■ Exercise prompt
Count the lines in the listing below that contain the word "speaker" and report that number alone.
----------
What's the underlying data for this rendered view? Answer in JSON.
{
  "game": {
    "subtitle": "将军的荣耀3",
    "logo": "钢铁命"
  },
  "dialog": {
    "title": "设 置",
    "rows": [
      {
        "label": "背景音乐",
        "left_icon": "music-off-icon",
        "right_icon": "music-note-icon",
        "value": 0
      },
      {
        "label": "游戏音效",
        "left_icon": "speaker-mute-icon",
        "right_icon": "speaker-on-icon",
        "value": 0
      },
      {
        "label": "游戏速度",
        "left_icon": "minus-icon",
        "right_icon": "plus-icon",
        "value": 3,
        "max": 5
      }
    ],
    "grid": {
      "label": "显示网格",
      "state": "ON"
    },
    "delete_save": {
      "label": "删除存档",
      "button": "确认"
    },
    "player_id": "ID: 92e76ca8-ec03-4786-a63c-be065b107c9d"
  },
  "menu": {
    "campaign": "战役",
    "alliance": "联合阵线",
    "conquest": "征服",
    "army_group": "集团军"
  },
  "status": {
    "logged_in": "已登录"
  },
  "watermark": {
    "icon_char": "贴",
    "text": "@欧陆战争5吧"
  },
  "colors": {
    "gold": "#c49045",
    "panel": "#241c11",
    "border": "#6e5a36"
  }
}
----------
■ Finished task
2